From: House Committee on Science, Space, and Technology Democrats
Posted: Tuesday, July 12, 2011
(Washington, DC) - Today, the House Committee on Science, Space, and Technology held a hearing entitled, "A Review of NASA's Space Launch System." The purpose of the hearing was for the NASA Administrator to explain why the agency has failed to reach a decision on the architecture for the Space Launch System, what analyses still need to be completed, and when final acquisition decisions will be made.
Three successive NASA Authorization Acts since 2005, enacted by both Republican and Democratic Presidents and Congresses, have directed NASA to undertake a program of human exploration beyond low Earth orbit. The most recent of those Authorization Acts, last year's NASA Authorization Act of 2010, directed NASA to develop a heavy-lift launch vehicle known as the Space Launch System (SLS) and a multipurpose crew vehicle (MPCV) to be used to enable crewed missions to destinations beyond low Earth orbit as well as provide a backup capability for cargo and crew transportation to the International Space Station (ISS). As directed in the 2010 NASA Authorization Act, NASA provided a report to Congress in January 2011 on the SLS and MPCV, albeit a preliminary one. Earlier this year, a senior NASA official testified before the Committee's Subcommittee on Space and Aeronautics that a decision on an integrated launch system was targeted for June 2011. That decision has yet to be received by the Committee.
In her opening statement, Committee Ranking Member Eddie Bernice Johnson (D-TX) told Administrator Charles Bolden that she expected him to be on the receiving end of a lot of unhappiness and irritation on the part of many Members and added "That's unfortunate, because the fault doesn't lie with you. It's my understanding that you have had a plan ready to announce for some time, but you haven't been able to get the final okay to make it public." Congresswoman Johnson added "That said, it is now past time for a decision and a plan to be announced." She urged Administrator Bolden to "strongly convey to those in the Administration who are dithering that it is time to move forward and let NASA get on with the tasks that the nation has asked it to undertake. At this critical juncture, we need to move ahead expeditiously to build the Space Launch System and Multi-Purpose Crew Vehicle in a way that makes use of the human spaceflight skills and knowledge-base NASA has worked so hard to achieve and that inspires the next generation of explorers, engineers, and scientists."

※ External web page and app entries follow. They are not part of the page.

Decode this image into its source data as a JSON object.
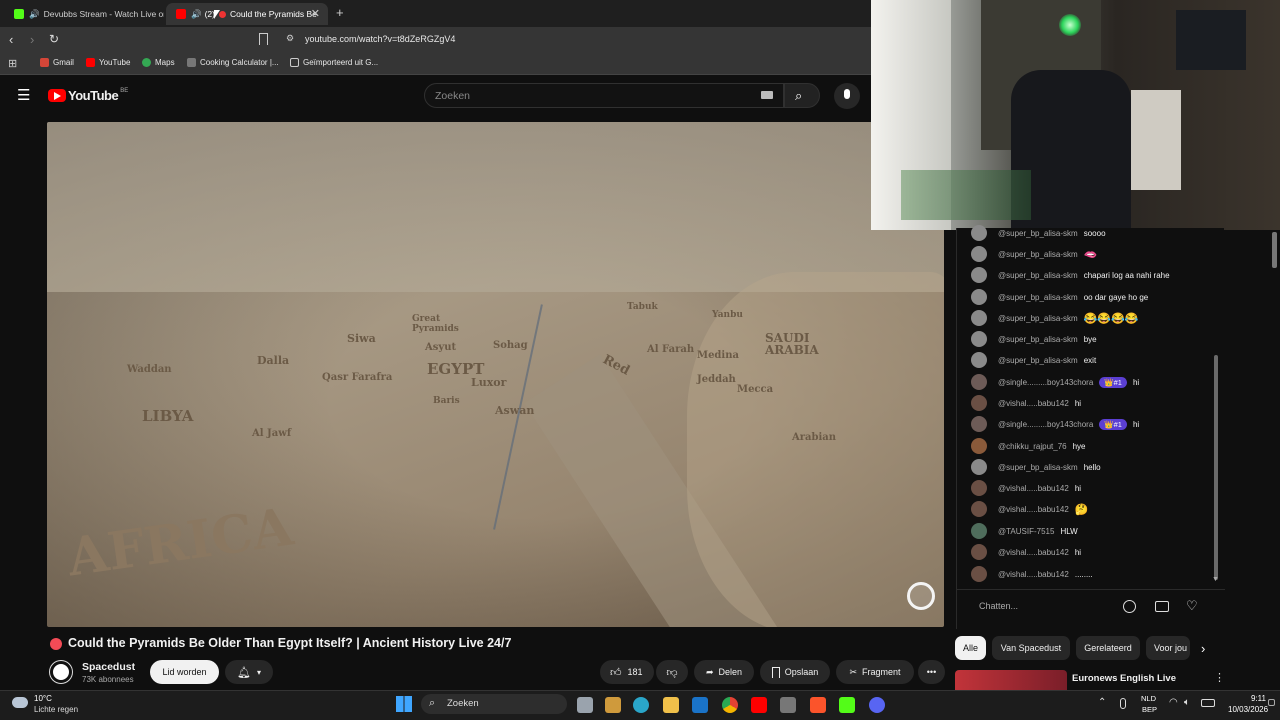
{
  "browser": {
    "tabs": [
      {
        "title": "Devubbs Stream - Watch Live on"
      },
      {
        "badge": "(2)",
        "title": "Could the Pyramids Be"
      }
    ],
    "new_tab": "+",
    "url": "youtube.com/watch?v=t8dZeRGZgV4",
    "bookmarks": [
      "Gmail",
      "YouTube",
      "Maps",
      "Cooking Calculator |...",
      "Geïmporteerd uit G..."
    ]
  },
  "youtube": {
    "logo": "YouTube",
    "region": "BE",
    "search_placeholder": "Zoeken"
  },
  "video": {
    "map_labels": [
      "Siwa",
      "Great Pyramids",
      "Asyut",
      "Sohag",
      "EGYPT",
      "Qasr Farafra",
      "Luxor",
      "Baris",
      "Aswan",
      "Dalla",
      "Waddan",
      "LIBYA",
      "Al Jawf",
      "AFRICA",
      "Red",
      "Al Farah",
      "Medina",
      "Jeddah",
      "Mecca",
      "SAUDI ARABIA",
      "Arabian",
      "Tabuk",
      "Yanbu"
    ],
    "title": "Could the Pyramids Be Older Than Egypt Itself? | Ancient History Live 24/7"
  },
  "channel": {
    "name": "Spacedust",
    "subscribers": "73K abonnees",
    "join_label": "Lid worden"
  },
  "actions": {
    "likes": "181",
    "share": "Delen",
    "save": "Opslaan",
    "clip": "Fragment"
  },
  "chat": {
    "messages": [
      {
        "author": "@super_bp_alisa-skm",
        "text": "soooo"
      },
      {
        "author": "@super_bp_alisa-skm",
        "text": "",
        "emoji": "🫦"
      },
      {
        "author": "@super_bp_alisa-skm",
        "text": "chapari log aa nahi rahe"
      },
      {
        "author": "@super_bp_alisa-skm",
        "text": "oo dar gaye ho ge"
      },
      {
        "author": "@super_bp_alisa-skm",
        "text": "😂😂😂😂"
      },
      {
        "author": "@super_bp_alisa-skm",
        "text": "bye"
      },
      {
        "author": "@super_bp_alisa-skm",
        "text": "exit"
      },
      {
        "author": "@single.........boy143chora",
        "badge": "👑#1",
        "text": "hi"
      },
      {
        "author": "@vishal.....babu142",
        "text": "hi"
      },
      {
        "author": "@single.........boy143chora",
        "badge": "👑#1",
        "text": "hi"
      },
      {
        "author": "@chikku_rajput_76",
        "text": "hye"
      },
      {
        "author": "@super_bp_alisa-skm",
        "text": "hello"
      },
      {
        "author": "@vishal.....babu142",
        "text": "hi"
      },
      {
        "author": "@vishal.....babu142",
        "text": "🤔"
      },
      {
        "author": "@TAUSIF-7515",
        "text": "HLW"
      },
      {
        "author": "@vishal.....babu142",
        "text": "hi"
      },
      {
        "author": "@vishal.....babu142",
        "text": "........"
      }
    ],
    "input_placeholder": "Chatten..."
  },
  "chips": [
    "Alle",
    "Van Spacedust",
    "Gerelateerd",
    "Voor jou"
  ],
  "recommended": {
    "title": "Euronews English Live"
  },
  "taskbar": {
    "temperature": "10°C",
    "weather": "Lichte regen",
    "search": "Zoeken",
    "language": "NLD",
    "layout": "BEP",
    "time": "9:11",
    "date": "10/03/2026"
  }
}
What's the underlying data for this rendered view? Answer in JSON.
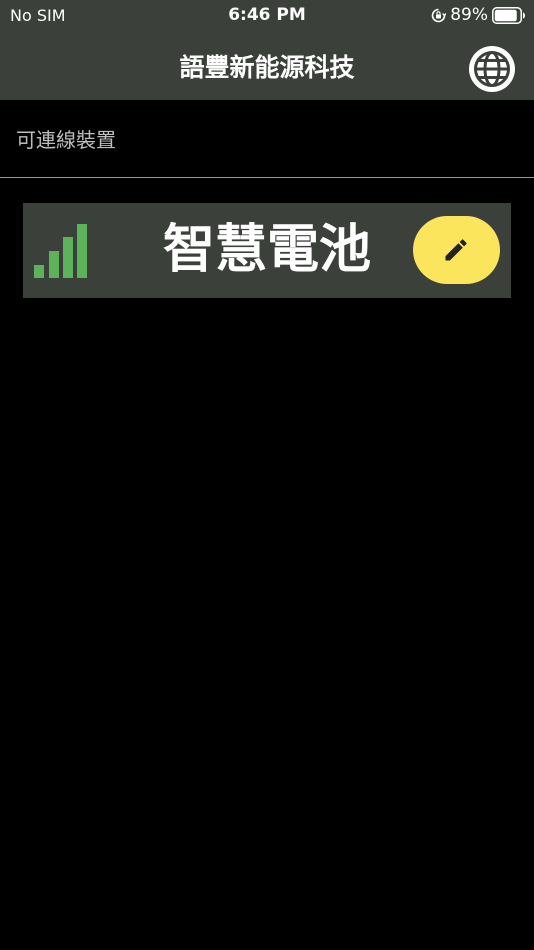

Reflecting on NASA's challenge of meeting congressional expectations in an atmosphere of reduced funding, Congresswoman Johnson stated "And to those of my colleagues on the Majority side who are critical of the Administration's stewardship of NASA, I also hope that you will convey to your colleagues in Congress that NASA cannot do what we are asking it to do if its budget keeps getting cut. The proposed House CJS appropriation level for NASA is one that, if enacted, will simply add more stress to an agency and dedicated workforce that is already trying to do "more with less", and at the end of the day will put America on a path to relinquish its space leadership."
In his statement for the record, Acting Ranking Member of the Committee's Space and Aeronautics Subcommittee Jerry Costello (D-IL) echoed Congresswoman Johnson's concern about the need to come to grips with a final SLS decision. He stated: "It is very clear that this Committee strongly supports NASA moving forward as quickly and efficiently as possible to develop our next generation human spaceflight transportation systems, SLS and MPCV. It is critical that we solidify and focus these programs in the near term so we do not lose the talented aerospace workforce that is facing an uncertain future with the end of the Shuttle Program. While we have a vision for what the future of NASA's mission is, we need to move confidently to get there. The Administration and NASA must lead the way."
Administrator Bolden told the Committee that NASA has been working expeditiously to complete assessments of SLS design options and develop a final integrated proposal for the MPCV and SLS. He said that he has ordered a "sanity check" on NASA's cost and schedule estimates and that such analysis is scheduled to be completed in the late July/early August timeframe. Administrator Bolden said that under the President's budget plan, NASA is hoping to be able to launch an initial uncrewed test flight of an integrated early version of the SLS and the MPCV as early as 2017. A crewed mission, based on the President's FY 2012 request, would occur by the early 2020s, the Administrator said in his prepared statement.
For more information, please visit our website. http://democrats.science.house.gov
// end //